It's a real wonder how Pennsylvanians survived back in the 1950s, when they couldn't legally gamble their money on horse racing, lotteries or off-track betting. Must have been pretty boring with all those spare millions jangling around in their pockets. Then in 1959, the state placed one of its first big bets, by legalizing racetracks. Once it bet on that first horse, the legislature, like a compulsive gambler, found itself seduced by other long-odds ventures. Now the legislature is being suckered by a new gamble - a proposal to allow slot machines at struggling Pennsylvania race courses.
January 17, 1990 |
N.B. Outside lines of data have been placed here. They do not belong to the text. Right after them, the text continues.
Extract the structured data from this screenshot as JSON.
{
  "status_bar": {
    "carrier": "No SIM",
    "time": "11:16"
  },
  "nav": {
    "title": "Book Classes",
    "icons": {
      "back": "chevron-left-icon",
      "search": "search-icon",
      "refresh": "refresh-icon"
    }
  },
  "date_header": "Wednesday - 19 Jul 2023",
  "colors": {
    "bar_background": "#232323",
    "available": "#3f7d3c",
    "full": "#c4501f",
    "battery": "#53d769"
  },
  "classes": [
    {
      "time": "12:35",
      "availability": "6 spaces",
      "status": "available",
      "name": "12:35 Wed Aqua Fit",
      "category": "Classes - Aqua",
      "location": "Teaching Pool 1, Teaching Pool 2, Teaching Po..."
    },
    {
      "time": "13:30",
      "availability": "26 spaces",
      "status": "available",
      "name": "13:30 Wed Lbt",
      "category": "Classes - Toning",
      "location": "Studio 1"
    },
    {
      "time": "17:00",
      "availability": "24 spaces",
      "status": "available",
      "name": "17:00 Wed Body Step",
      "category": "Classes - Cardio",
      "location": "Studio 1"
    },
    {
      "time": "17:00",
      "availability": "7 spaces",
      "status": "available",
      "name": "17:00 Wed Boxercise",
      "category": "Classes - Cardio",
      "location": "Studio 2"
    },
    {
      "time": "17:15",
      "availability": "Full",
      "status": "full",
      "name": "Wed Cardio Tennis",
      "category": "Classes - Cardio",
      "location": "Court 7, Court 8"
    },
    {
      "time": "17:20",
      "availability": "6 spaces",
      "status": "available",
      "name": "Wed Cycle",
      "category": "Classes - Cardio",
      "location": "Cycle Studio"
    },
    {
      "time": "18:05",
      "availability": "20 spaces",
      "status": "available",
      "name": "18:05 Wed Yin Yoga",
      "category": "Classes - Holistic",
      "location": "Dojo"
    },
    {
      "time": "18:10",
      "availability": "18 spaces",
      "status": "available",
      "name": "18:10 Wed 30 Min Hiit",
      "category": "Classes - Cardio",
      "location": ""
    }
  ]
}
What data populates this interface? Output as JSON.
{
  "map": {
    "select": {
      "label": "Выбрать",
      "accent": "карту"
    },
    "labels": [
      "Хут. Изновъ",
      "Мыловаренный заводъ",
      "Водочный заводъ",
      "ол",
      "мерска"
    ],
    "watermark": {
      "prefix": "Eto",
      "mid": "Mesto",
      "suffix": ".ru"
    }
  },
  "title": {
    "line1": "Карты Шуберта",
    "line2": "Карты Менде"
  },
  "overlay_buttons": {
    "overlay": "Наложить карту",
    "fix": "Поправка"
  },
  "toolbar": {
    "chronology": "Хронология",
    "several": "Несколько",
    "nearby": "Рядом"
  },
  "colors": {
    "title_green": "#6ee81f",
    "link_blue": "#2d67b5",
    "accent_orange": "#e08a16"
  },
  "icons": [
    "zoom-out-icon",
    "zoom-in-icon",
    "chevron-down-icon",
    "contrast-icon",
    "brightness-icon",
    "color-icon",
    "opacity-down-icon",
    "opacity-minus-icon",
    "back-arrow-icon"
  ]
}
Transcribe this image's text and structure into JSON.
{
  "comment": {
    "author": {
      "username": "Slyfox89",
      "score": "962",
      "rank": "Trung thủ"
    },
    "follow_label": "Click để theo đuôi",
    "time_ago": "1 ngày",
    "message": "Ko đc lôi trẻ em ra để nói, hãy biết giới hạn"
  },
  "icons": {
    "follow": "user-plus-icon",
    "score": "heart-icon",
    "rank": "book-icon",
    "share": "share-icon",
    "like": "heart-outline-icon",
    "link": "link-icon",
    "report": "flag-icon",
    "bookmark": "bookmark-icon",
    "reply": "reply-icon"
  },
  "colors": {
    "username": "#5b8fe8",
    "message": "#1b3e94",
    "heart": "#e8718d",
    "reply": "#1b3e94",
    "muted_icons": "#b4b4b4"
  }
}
The state's House of Representatives failed yesterday to override Gov. Castle's veto of a bill that would legalize slot machines at Delaware race tracks. The vote on whether to bring the issue to the House floor was 20-20 with one abstention, five votes short of the three-fifths majority needed for approval. Slot machines were hailed as the potential savior of Delaware's financially beleaguered race tracks by those involved in the racing industry and by the effort's chief proponent, Rep. William A. Oberle (R., Scottfield)
April 28, 2008 |
About 30 years ago, New Jersey was on the verge of legalizing casino gaming. Mac Seelig, then assistant manager at a hotel chain in Atlantic City, realized someone would have to supply the slot machines. Today, Seelig, 65, is president and chief executive officer of the company he founded in his Absecon home. A.C. Coin & Slot, in Pleasantville, N.J., has become the largest slots manufacturer and diversified casino supply company in the Atlantic City-Philadelphia region and one of the largest privately owned companies of its kind in the world.
August 13, 2004 |
Jeff Hurvitz lives and writes in Abington Township I think the bill bringing slot machines to Pennsylvania is a good thing. There is at least the chance that gambling will seed other opportunities for commerce in this state. The bill itself is a gamble, and, despite the odds, the downsides of gambling, and the stakes at hand - which includes the future of Philadelphia - I think it's a chance we should take. The bill, approved July 2, allows for the placement of up to 61,000 slot machines into 14 venues throughout the state.